**SOURCE RECORDS**
------------------------------------------------------------
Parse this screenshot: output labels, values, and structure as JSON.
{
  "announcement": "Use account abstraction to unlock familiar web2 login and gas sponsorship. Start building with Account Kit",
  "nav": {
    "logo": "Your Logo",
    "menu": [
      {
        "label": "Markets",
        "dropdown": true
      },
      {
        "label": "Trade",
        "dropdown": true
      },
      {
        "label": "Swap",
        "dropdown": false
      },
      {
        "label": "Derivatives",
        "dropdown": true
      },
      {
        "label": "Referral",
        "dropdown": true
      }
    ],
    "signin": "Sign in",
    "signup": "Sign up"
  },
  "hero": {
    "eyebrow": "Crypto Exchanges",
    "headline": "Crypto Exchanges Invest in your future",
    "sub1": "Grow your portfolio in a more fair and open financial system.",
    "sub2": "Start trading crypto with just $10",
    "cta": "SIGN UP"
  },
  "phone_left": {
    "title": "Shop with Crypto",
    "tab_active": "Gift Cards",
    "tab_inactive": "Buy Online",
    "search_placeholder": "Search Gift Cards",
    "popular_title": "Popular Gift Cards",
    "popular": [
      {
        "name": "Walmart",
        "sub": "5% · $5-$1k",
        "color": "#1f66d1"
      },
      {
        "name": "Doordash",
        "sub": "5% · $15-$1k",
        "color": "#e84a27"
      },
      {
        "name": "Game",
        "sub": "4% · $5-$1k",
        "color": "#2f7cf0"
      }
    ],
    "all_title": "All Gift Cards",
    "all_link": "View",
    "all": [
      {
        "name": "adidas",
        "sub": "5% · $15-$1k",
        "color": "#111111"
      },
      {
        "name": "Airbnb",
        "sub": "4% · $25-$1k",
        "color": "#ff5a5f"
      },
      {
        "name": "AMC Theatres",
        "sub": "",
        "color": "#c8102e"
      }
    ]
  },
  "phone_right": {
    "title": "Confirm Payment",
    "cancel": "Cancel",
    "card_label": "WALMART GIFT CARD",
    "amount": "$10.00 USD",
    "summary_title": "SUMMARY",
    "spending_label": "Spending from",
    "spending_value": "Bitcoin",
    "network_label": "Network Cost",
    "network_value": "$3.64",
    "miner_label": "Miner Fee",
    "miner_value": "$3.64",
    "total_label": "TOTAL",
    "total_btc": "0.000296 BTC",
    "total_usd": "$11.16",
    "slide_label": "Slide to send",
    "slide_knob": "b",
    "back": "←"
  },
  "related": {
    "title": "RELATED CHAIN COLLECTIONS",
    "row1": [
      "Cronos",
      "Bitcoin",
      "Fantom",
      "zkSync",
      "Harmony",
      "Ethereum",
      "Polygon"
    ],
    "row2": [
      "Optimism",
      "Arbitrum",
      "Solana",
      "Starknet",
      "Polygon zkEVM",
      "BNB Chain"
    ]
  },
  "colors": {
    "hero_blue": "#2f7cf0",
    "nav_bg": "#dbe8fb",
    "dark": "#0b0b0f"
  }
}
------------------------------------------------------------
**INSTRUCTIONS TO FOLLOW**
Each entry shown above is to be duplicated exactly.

**SOLUTION BELOW**
Parse this screenshot: output labels, values, and structure as JSON.
{
  "announcement": "Use account abstraction to unlock familiar web2 login and gas sponsorship. Start building with Account Kit",
  "nav": {
    "logo": "Your Logo",
    "menu": [
      {
        "label": "Markets",
        "dropdown": true
      },
      {
        "label": "Trade",
        "dropdown": true
      },
      {
        "label": "Swap",
        "dropdown": false
      },
      {
        "label": "Derivatives",
        "dropdown": true
      },
      {
        "label": "Referral",
        "dropdown": true
      }
    ],
    "signin": "Sign in",
    "signup": "Sign up"
  },
  "hero": {
    "eyebrow": "Crypto Exchanges",
    "headline": "Crypto Exchanges Invest in your future",
    "sub1": "Grow your portfolio in a more fair and open financial system.",
    "sub2": "Start trading crypto with just $10",
    "cta": "SIGN UP"
  },
  "phone_left": {
    "title": "Shop with Crypto",
    "tab_active": "Gift Cards",
    "tab_inactive": "Buy Online",
    "search_placeholder": "Search Gift Cards",
    "popular_title": "Popular Gift Cards",
    "popular": [
      {
        "name": "Walmart",
        "sub": "5% · $5-$1k",
        "color": "#1f66d1"
      },
      {
        "name": "Doordash",
        "sub": "5% · $15-$1k",
        "color": "#e84a27"
      },
      {
        "name": "Game",
        "sub": "4% · $5-$1k",
        "color": "#2f7cf0"
      }
    ],
    "all_title": "All Gift Cards",
    "all_link": "View",
    "all": [
      {
        "name": "adidas",
        "sub": "5% · $15-$1k",
        "color": "#111111"
      },
      {
        "name": "Airbnb",
        "sub": "4% · $25-$1k",
        "color": "#ff5a5f"
      },
      {
        "name": "AMC Theatres",
        "sub": "",
        "color": "#c8102e"
      }
    ]
  },
  "phone_right": {
    "title": "Confirm Payment",
    "cancel": "Cancel",
    "card_label": "WALMART GIFT CARD",
    "amount": "$10.00 USD",
    "summary_title": "SUMMARY",
    "spending_label": "Spending from",
    "spending_value": "Bitcoin",
    "network_label": "Network Cost",
    "network_value": "$3.64",
    "miner_label": "Miner Fee",
    "miner_value": "$3.64",
    "total_label": "TOTAL",
    "total_btc": "0.000296 BTC",
    "total_usd": "$11.16",
    "slide_label": "Slide to send",
    "slide_knob": "b",
    "back": "←"
  },
  "related": {
    "title": "RELATED CHAIN COLLECTIONS",
    "row1": [
      "Cronos",
      "Bitcoin",
      "Fantom",
      "zkSync",
      "Harmony",
      "Ethereum",
      "Polygon"
    ],
    "row2": [
      "Optimism",
      "Arbitrum",
      "Solana",
      "Starknet",
      "Polygon zkEVM",
      "BNB Chain"
    ]
  },
  "colors": {
    "hero_blue": "#2f7cf0",
    "nav_bg": "#dbe8fb",
    "dark": "#0b0b0f"
  }
}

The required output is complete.